He described how he sometimes feels a “knot” in his chest at a particular spot whenever he inhales.
“It’s just a constant state of knowing that I have to breathe harder,” he said.
When Mr Tan went to see a general practitioner, he was told that the symptoms would go away in time.
He said: “I felt helpless, because the doctor said there was nothing you can do about it.”
Later, on a friend’s recommendation, he saw a physiotherapist. His therapist, Ms Jaclyn Chow of Heart & Lung Physio, said there are things that can be done to improve one’s breathing and body conditioning while one waits for recovery.
Inactivity, meanwhile, could lead to structural changes like losing muscle mass, which could lead to longer-term issues.
INFLAMMATION, NARROWING AIRWAYS
Ms Chow explained that the SARS-CoV-2 virus “hooks” onto angiotensin-converting enzyme 2 (ACE2) receptors in the body, and these cells are concentrated in the upper airways.
“Even when you (test) negative, there might still be some inflammation, that’s why people have residual symptoms … it also causes sensitivity to the receptors when it detects stimuli like dust, change in temperature or wind blowing on your face,” she said.
This could be why some people have a dry cough even after testing negative for COVID-19. The sensitivity may also cause airways to narrow – resulting in “air hunger”, and can also cause a feeling of not being able to breathe out fully.
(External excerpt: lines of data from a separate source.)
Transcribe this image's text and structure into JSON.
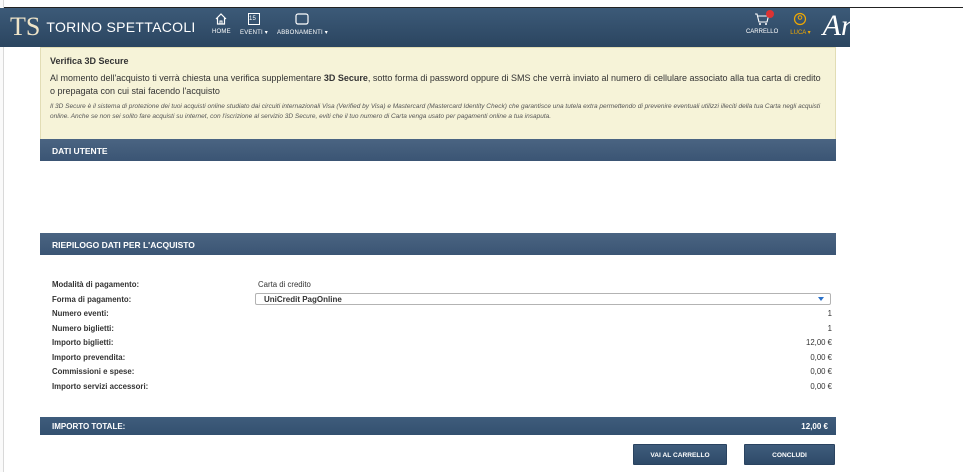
{
  "header": {
    "logo_mark": "TS",
    "brand": "TORINO SPETTACOLI",
    "nav": [
      {
        "label": "HOME",
        "icon": "home-icon"
      },
      {
        "label": "EVENTI",
        "icon": "calendar-icon",
        "calendar_day": "15"
      },
      {
        "label": "ABBONAMENTI",
        "icon": "ticket-icon"
      }
    ],
    "cart_label": "CARRELLO",
    "user_label": "LUCA",
    "script_logo": "An"
  },
  "notice": {
    "title": "Verifica 3D Secure",
    "lead_before": "Al momento dell'acquisto ti verrà chiesta una verifica supplementare ",
    "lead_bold": "3D Secure",
    "lead_after": ", sotto forma di password oppure di SMS che verrà inviato al numero di cellulare associato alla tua carta di credito o prepagata con cui stai facendo l'acquisto",
    "small": "Il 3D Secure è il sistema di protezione dei tuoi acquisti online studiato dai circuiti internazionali Visa (Verified by Visa) e Mastercard (Mastercard Identity Check) che garantisce una tutela extra permettendo di prevenire eventuali utilizzi illeciti della tua Carta negli acquisti online. Anche se non sei solito fare acquisti su internet, con l'iscrizione al servizio 3D Secure, eviti che il tuo numero di Carta venga usato per pagamenti online a tua insaputa."
  },
  "sections": {
    "user": "DATI UTENTE",
    "summary": "RIEPILOGO DATI PER L'ACQUISTO"
  },
  "summary": {
    "payment_mode_label": "Modalità di pagamento:",
    "payment_mode_value": "Carta di credito",
    "payment_form_label": "Forma di pagamento:",
    "payment_form_value": "UniCredit PagOnline",
    "rows": [
      {
        "label": "Numero eventi:",
        "value": "1"
      },
      {
        "label": "Numero biglietti:",
        "value": "1"
      },
      {
        "label": "Importo biglietti:",
        "value": "12,00 €"
      },
      {
        "label": "Importo prevendita:",
        "value": "0,00 €"
      },
      {
        "label": "Commissioni e spese:",
        "value": "0,00 €"
      },
      {
        "label": "Importo servizi accessori:",
        "value": "0,00 €"
      }
    ],
    "total_label": "IMPORTO TOTALE:",
    "total_value": "12,00 €"
  },
  "buttons": {
    "cart": "VAI AL CARRELLO",
    "finish": "CONCLUDI"
  },
  "colors": {
    "header": "#2f4a66",
    "accent": "#f2a900",
    "notice_bg": "#f6f3d8"
  }
}
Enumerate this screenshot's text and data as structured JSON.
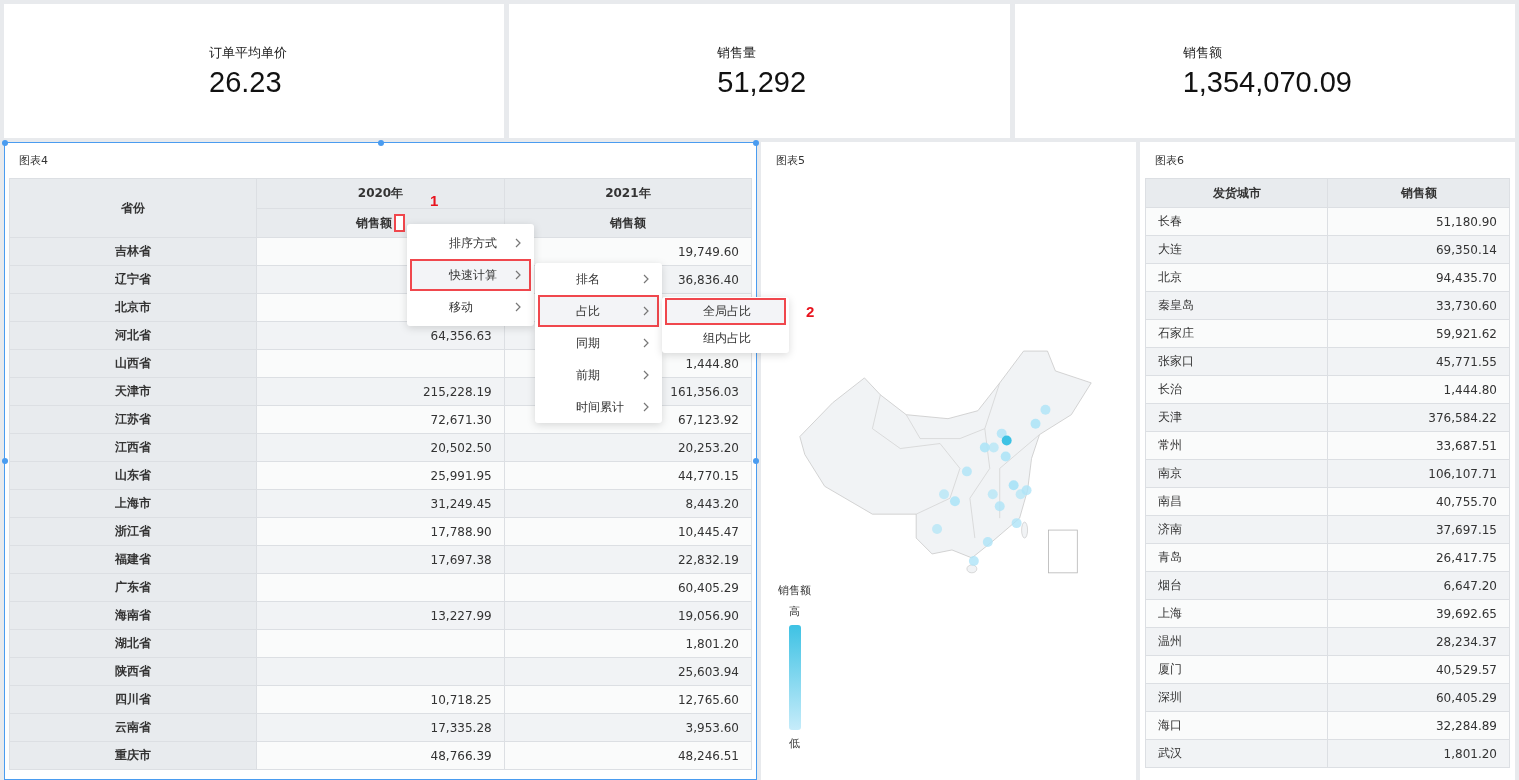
{
  "kpis": [
    {
      "label": "订单平均单价",
      "value": "26.23"
    },
    {
      "label": "销售量",
      "value": "51,292"
    },
    {
      "label": "销售额",
      "value": "1,354,070.09"
    }
  ],
  "pivot_table": {
    "title": "图表4",
    "selected": true,
    "row_header": "省份",
    "years": [
      "2020年",
      "2021年"
    ],
    "measures": [
      {
        "label": "销售额",
        "marked": true
      },
      {
        "label": "销售额",
        "marked": false
      }
    ],
    "rows": [
      {
        "province": "吉林省",
        "year_2021": "19,749.60"
      },
      {
        "province": "辽宁省",
        "year_2021": "36,836.40"
      },
      {
        "province": "北京市"
      },
      {
        "province": "河北省",
        "year_2020": "64,356.63"
      },
      {
        "province": "山西省",
        "year_2021": "1,444.80"
      },
      {
        "province": "天津市",
        "year_2020": "215,228.19",
        "year_2021": "161,356.03"
      },
      {
        "province": "江苏省",
        "year_2020": "72,671.30",
        "year_2021": "67,123.92"
      },
      {
        "province": "江西省",
        "year_2020": "20,502.50",
        "year_2021": "20,253.20"
      },
      {
        "province": "山东省",
        "year_2020": "25,991.95",
        "year_2021": "44,770.15"
      },
      {
        "province": "上海市",
        "year_2020": "31,249.45",
        "year_2021": "8,443.20"
      },
      {
        "province": "浙江省",
        "year_2020": "17,788.90",
        "year_2021": "10,445.47"
      },
      {
        "province": "福建省",
        "year_2020": "17,697.38",
        "year_2021": "22,832.19"
      },
      {
        "province": "广东省",
        "year_2021": "60,405.29"
      },
      {
        "province": "海南省",
        "year_2020": "13,227.99",
        "year_2021": "19,056.90"
      },
      {
        "province": "湖北省",
        "year_2021": "1,801.20"
      },
      {
        "province": "陕西省",
        "year_2021": "25,603.94"
      },
      {
        "province": "四川省",
        "year_2020": "10,718.25",
        "year_2021": "12,765.60"
      },
      {
        "province": "云南省",
        "year_2020": "17,335.28",
        "year_2021": "3,953.60"
      },
      {
        "province": "重庆市",
        "year_2020": "48,766.39",
        "year_2021": "48,246.51"
      }
    ]
  },
  "menus": [
    {
      "items": [
        {
          "label": "排序方式",
          "selected": false,
          "has_submenu": true
        },
        {
          "label": "快速计算",
          "selected": true,
          "has_submenu": true
        },
        {
          "label": "移动",
          "selected": false,
          "has_submenu": true
        }
      ]
    },
    {
      "items": [
        {
          "label": "排名",
          "selected": false,
          "has_submenu": true
        },
        {
          "label": "占比",
          "selected": true,
          "has_submenu": true
        },
        {
          "label": "同期",
          "selected": false,
          "has_submenu": true
        },
        {
          "label": "前期",
          "selected": false,
          "has_submenu": true
        },
        {
          "label": "时间累计",
          "selected": false,
          "has_submenu": true
        }
      ]
    },
    {
      "items": [
        {
          "label": "全局占比",
          "selected": true,
          "has_submenu": false
        },
        {
          "label": "组内占比",
          "selected": false,
          "has_submenu": false
        }
      ]
    }
  ],
  "callouts": [
    "1",
    "2"
  ],
  "map_chart": {
    "title": "图表5",
    "legend": {
      "title": "销售额",
      "high": "高",
      "low": "低"
    }
  },
  "city_table": {
    "title": "图表6",
    "columns": [
      "发货城市",
      "销售额"
    ],
    "rows": [
      [
        "长春",
        "51,180.90"
      ],
      [
        "大连",
        "69,350.14"
      ],
      [
        "北京",
        "94,435.70"
      ],
      [
        "秦皇岛",
        "33,730.60"
      ],
      [
        "石家庄",
        "59,921.62"
      ],
      [
        "张家口",
        "45,771.55"
      ],
      [
        "长治",
        "1,444.80"
      ],
      [
        "天津",
        "376,584.22"
      ],
      [
        "常州",
        "33,687.51"
      ],
      [
        "南京",
        "106,107.71"
      ],
      [
        "南昌",
        "40,755.70"
      ],
      [
        "济南",
        "37,697.15"
      ],
      [
        "青岛",
        "26,417.75"
      ],
      [
        "烟台",
        "6,647.20"
      ],
      [
        "上海",
        "39,692.65"
      ],
      [
        "温州",
        "28,234.37"
      ],
      [
        "厦门",
        "40,529.57"
      ],
      [
        "深圳",
        "60,405.29"
      ],
      [
        "海口",
        "32,284.89"
      ],
      [
        "武汉",
        "1,801.20"
      ]
    ]
  }
}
Mr Tan has since learned techniques and exercises to help him breathe better, and is on an endurance exercise programme. He’s much more conscious of his breathing and posture, and that has helped him to manage the episodes of breathlessness, he said.
NCID’s Dr Young said that post-acute COVID syndrome is “complex and highly variable”.
“Investigation and treatment is tailored to the individual and the symptoms they are experiencing,” he said.
“Fortunately for the majority, post-acute COVID syndrome is a self-limiting condition and does not require medication. Most will recover with time and a (gradual) return to exercise and other usual activities.”
Lung specialist Dr Yang warned against deliberately trying to catch COVID-19 to “get immunity”, saying that there can be long-term implications after contracting the virus.
He added: “Employees and employers should recognise that this is a problem that we are facing, they are not trying to malinger or trying to find ways to escape work. And I think people should understand when people have all these symptoms.”